Litchfield '22 dies; Was Thayer HDIning Hall regular, sports fan

by Yvonne Chiu | 5/11/93 10:00pm

Richard Charles Litchfield '22, a retired toymaker and ship chandler who was a well-known figure on the Dartmouth campus, died Monday at the Country Health Care Center in Lancanster, N.H.. He was 92.

Litchfield died of cancer, said his daughter Betty Werner of Shelborne, N.H.

"Old Man Thayer," as he was affectionately referred to by some students, frequented the College dining hall and was often spotted all over campus.

"We would be part of his daily routine," said Joyce Blunt, an assistant in Baker Library. "He'd eat breakfast at Thayer, then drop by the Reserve Desk, go to the Microtext room, fall asleep while reading his newspapers, and then come back to see us."

Tom Agan '54, a Reserve Desk supervisor, said, "From early to mid-morning, he would come in to read. He stopped at the Reserve Desk to say good morning to everyone.

Werner said her father had a "love affair with Dartmouth." Prior to living in the Country Village Health Care Center, Litchfield lived alone for several years on School Street.

He also used to visit the College every winter when he lived in Chocoura, N.H. He would stay at the Occom Inn, Werner said.

"He would drive 90 miles per hour to every [College athletic event], and drive only 20 miles per hour on the way back," she said.

"He loved every kind of sporting event. He liked the women's track team particularly," she added.

Everyone who knew Litchfield knew of his love for Dartmouth.

The year before his death, his daughter had a difficult time deciding between leaving him in Hanover or placing him in a nursing home, Agan said.

"She was worried all the time that he would fall down," Agan said. "He was losing his ability to get around well." Agan said Litchfield had also begun to lose his memory.

Litchfield was born Aug. 31, 1900 in Dorchester, Mass. He attended the Boys Latin School. After graduating from Dartmouth, he earned a degree from the Amos Tuck School of Business Administration in 1923.

His activities while enrolled at Dartmouth are sketchy. Werner said her father did not participate on the track team but "he secretly wanted to be a track person or a newspaper man."

And was he not a member of a fraternity, she added. She knows little else about his activities at the College.

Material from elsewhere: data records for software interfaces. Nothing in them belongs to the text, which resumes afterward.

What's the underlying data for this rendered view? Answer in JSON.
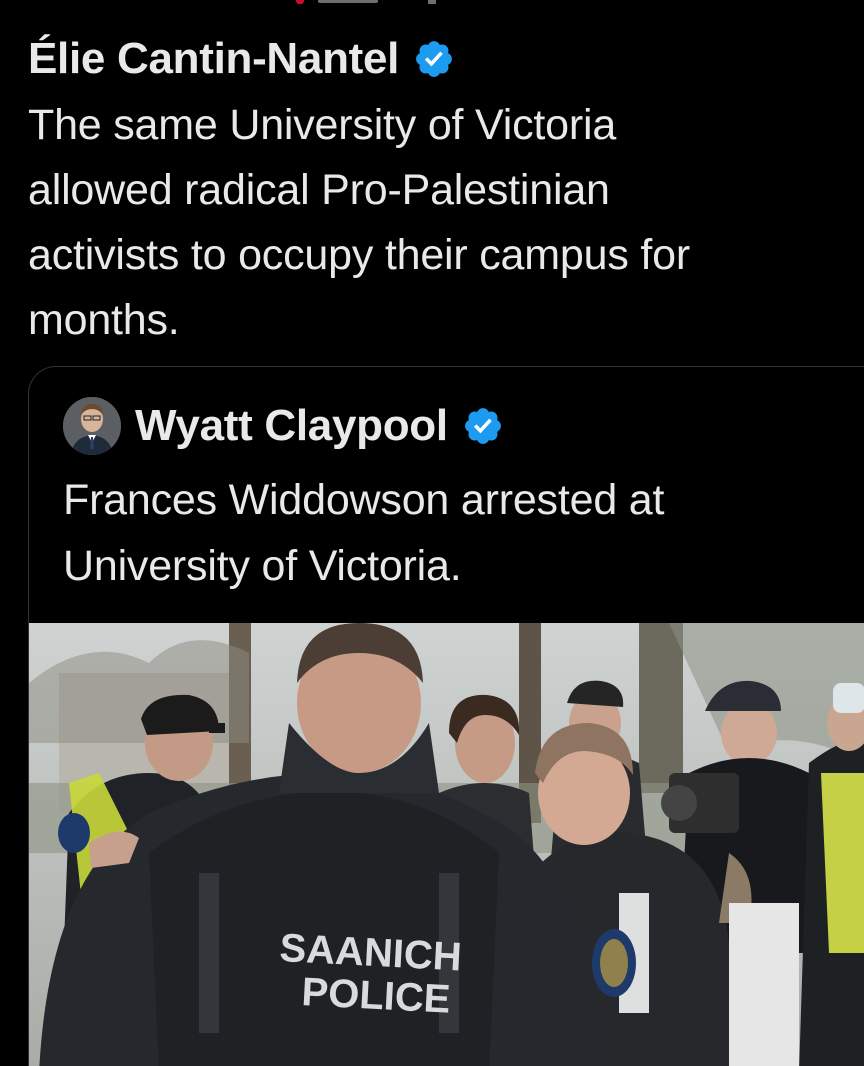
{
  "post": {
    "author_name": "Élie Cantin-Nantel",
    "verified_icon": "verified-badge-icon",
    "text_lines": [
      "The same University of Victoria",
      "allowed radical Pro-Palestinian",
      "activists to occupy their campus for",
      "months."
    ]
  },
  "quoted_post": {
    "author_name": "Wyatt Claypool",
    "verified_icon": "verified-badge-icon",
    "text_lines": [
      "Frances Widdowson arrested at",
      "University of Victoria."
    ],
    "media": {
      "kind": "video-still",
      "vest_text_line1": "SAANICH",
      "vest_text_line2": "POLICE"
    }
  },
  "colors": {
    "background": "#000000",
    "text": "#e7e9ea",
    "verified_blue": "#1d9bf0",
    "border": "#2f3336"
  }
}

"He was devastated when I wanted and my children wanted to go" to other schools than Dartmouth, Werner said.

He owned his own canvas business, which outfitted ships during World War II. He also made tents for Adm. Richard Byrd's south polar expeditions, Werner said.

In 1959 after his daughter married, Litchfield retired and moved with his wife, Mary Emily of Crete, Ill., to Chocoura. He sold handmade toys and wooden dollhouses until the age of 89.

His wife died in 1975. After her death, Litchfield started to spend more time at the College.

"After his wife died, he so enjoyed being around campus and with the young folks. It became his first home," Agan said. "He was always visiting students."

Litchfield is survived by his only daughter, Werner; his four grandchildren: Marta Werner-Waterhouse of Buffalo, N.Y., Rebecca Werner-Lungren of Richmont, Vt., Wendy Werner-Heimbach of Bristol, W. Va. and William of Braintree, Mass.; and his three great-grandchildren: Alisha and Alex Heimbach and Tristin Werner.

In lieu of flowers, the family said contributions may be sent to the College's libraries.

The time and location for memorial services will be announced soon.